● Description of the task
How many of the lines below have "with" in them? Say the number and nothing more.

● Data listing
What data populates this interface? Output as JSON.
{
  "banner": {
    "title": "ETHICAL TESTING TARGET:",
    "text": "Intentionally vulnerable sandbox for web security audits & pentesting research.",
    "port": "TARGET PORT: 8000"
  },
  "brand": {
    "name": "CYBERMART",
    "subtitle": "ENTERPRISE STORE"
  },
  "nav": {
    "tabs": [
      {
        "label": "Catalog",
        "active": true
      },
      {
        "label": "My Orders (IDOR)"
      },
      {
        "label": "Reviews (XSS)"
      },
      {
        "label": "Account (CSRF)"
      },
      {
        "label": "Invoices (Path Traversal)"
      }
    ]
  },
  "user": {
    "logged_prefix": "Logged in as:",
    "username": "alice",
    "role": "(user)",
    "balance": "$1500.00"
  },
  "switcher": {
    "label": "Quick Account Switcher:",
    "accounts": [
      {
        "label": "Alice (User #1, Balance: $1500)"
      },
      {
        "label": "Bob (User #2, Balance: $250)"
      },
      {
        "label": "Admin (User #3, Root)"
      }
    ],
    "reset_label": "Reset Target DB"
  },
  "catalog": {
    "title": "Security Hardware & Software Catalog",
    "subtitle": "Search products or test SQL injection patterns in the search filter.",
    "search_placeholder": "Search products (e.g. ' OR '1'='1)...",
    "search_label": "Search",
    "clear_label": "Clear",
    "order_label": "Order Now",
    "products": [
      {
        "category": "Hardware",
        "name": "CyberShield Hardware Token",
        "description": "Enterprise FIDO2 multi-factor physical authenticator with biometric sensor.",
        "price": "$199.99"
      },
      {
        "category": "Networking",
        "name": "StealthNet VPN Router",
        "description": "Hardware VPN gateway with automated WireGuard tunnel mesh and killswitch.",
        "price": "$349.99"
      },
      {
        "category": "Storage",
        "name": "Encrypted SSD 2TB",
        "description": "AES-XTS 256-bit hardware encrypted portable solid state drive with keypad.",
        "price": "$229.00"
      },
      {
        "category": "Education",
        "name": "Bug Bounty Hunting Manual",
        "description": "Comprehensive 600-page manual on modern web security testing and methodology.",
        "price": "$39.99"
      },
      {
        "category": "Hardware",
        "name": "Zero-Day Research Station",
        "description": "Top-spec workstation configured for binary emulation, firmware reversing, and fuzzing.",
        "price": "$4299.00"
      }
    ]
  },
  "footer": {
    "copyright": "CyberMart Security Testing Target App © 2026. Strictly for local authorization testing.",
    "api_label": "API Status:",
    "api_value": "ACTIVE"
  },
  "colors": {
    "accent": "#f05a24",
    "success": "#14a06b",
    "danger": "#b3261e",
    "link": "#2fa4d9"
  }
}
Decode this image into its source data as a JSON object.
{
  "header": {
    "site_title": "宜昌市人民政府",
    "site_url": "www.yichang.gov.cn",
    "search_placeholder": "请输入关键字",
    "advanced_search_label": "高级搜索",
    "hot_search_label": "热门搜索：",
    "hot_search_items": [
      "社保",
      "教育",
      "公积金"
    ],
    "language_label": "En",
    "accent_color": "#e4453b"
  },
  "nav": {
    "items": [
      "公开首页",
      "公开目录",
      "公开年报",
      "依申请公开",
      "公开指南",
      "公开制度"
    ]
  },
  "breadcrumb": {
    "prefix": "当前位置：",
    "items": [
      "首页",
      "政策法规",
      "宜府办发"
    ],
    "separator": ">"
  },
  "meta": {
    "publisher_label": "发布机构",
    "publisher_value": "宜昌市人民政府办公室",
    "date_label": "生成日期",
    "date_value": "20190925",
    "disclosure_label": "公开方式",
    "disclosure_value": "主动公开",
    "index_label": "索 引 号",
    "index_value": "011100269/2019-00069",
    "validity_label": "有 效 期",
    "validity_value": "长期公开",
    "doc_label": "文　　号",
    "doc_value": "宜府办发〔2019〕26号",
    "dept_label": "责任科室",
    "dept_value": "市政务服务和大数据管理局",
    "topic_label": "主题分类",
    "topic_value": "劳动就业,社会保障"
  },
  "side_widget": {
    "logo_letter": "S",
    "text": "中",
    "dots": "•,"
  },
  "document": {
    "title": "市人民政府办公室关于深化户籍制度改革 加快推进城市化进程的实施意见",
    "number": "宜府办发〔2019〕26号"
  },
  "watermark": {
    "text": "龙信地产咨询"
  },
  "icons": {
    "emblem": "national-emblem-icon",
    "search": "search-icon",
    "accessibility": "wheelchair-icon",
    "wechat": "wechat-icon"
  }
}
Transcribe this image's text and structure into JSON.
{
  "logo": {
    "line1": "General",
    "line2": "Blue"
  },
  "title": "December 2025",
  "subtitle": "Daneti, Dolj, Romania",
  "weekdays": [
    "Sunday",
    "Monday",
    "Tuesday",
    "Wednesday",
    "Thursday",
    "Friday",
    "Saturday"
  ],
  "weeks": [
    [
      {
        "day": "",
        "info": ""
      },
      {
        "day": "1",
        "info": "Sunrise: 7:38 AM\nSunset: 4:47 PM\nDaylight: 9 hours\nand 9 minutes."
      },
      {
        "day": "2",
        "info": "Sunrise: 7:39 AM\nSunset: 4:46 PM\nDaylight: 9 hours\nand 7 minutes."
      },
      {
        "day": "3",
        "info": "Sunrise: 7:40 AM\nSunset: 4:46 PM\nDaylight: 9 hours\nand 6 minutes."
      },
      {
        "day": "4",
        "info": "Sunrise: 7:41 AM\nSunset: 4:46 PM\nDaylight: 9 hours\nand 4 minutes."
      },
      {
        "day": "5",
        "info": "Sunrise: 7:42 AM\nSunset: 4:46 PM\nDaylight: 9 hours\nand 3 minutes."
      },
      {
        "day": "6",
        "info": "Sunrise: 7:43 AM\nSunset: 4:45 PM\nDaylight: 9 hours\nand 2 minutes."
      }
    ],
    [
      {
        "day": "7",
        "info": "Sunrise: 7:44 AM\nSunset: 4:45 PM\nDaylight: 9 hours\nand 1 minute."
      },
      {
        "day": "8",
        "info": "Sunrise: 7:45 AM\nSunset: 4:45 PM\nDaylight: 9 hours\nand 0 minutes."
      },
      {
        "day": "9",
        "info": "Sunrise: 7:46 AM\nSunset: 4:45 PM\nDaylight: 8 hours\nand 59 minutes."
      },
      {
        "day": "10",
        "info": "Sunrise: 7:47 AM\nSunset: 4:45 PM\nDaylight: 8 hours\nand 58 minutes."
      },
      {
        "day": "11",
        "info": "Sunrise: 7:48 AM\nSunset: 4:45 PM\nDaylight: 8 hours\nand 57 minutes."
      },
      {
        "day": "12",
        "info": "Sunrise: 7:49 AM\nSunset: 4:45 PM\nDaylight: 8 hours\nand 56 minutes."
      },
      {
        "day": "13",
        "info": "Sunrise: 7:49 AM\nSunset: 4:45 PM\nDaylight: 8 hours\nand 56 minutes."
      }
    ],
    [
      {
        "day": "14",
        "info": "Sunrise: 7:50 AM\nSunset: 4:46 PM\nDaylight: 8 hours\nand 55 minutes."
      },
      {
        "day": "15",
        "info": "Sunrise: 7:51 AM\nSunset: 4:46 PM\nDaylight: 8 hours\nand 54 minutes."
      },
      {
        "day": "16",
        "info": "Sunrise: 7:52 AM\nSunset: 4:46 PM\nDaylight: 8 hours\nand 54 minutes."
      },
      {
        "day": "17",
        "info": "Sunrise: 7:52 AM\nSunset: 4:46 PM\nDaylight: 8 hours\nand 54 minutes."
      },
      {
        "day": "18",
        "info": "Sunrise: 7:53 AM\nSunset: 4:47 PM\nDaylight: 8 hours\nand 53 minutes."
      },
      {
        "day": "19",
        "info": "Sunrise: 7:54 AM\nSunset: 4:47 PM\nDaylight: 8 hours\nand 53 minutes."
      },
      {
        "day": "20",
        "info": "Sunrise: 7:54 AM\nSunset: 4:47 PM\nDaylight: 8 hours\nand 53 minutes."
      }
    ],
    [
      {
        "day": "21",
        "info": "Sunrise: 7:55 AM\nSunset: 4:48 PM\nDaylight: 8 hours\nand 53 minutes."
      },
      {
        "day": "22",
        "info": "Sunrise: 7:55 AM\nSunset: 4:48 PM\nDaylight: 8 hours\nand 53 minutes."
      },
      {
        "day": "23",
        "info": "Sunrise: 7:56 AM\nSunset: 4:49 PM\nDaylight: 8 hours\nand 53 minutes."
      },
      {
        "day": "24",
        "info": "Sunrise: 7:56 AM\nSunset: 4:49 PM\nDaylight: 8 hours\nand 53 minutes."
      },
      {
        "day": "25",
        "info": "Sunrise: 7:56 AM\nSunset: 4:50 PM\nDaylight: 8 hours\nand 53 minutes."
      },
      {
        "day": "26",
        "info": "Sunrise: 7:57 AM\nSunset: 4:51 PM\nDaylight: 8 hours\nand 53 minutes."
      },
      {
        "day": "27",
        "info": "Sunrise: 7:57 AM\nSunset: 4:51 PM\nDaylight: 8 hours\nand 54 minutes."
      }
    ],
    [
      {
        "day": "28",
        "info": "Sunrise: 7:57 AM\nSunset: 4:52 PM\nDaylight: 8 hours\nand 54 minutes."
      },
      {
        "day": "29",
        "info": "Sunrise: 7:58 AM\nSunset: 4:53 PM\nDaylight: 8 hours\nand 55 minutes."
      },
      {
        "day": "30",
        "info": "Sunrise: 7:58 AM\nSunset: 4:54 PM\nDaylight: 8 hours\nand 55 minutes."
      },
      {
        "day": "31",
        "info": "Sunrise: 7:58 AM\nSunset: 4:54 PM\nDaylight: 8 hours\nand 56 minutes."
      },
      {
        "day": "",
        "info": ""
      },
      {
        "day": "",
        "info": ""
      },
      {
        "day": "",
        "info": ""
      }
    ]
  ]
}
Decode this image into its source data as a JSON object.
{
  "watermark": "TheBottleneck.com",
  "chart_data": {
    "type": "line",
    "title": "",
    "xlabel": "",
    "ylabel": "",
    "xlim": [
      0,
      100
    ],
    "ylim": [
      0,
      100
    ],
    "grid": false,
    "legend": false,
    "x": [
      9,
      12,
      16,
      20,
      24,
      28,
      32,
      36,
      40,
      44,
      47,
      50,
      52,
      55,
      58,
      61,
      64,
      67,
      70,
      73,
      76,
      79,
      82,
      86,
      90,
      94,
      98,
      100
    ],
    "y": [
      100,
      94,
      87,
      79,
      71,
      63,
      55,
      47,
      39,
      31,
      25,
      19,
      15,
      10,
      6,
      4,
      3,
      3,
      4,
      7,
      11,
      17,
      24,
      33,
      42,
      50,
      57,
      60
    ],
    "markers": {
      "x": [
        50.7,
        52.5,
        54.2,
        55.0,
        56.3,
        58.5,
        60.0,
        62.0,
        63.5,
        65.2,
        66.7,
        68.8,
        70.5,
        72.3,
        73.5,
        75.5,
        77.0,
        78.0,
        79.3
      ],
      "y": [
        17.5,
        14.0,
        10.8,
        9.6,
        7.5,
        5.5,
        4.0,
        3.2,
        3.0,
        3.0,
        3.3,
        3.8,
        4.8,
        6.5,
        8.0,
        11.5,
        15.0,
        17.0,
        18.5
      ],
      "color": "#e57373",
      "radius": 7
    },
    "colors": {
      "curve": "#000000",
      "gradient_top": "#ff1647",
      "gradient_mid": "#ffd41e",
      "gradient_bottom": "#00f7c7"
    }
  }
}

● Answer area
3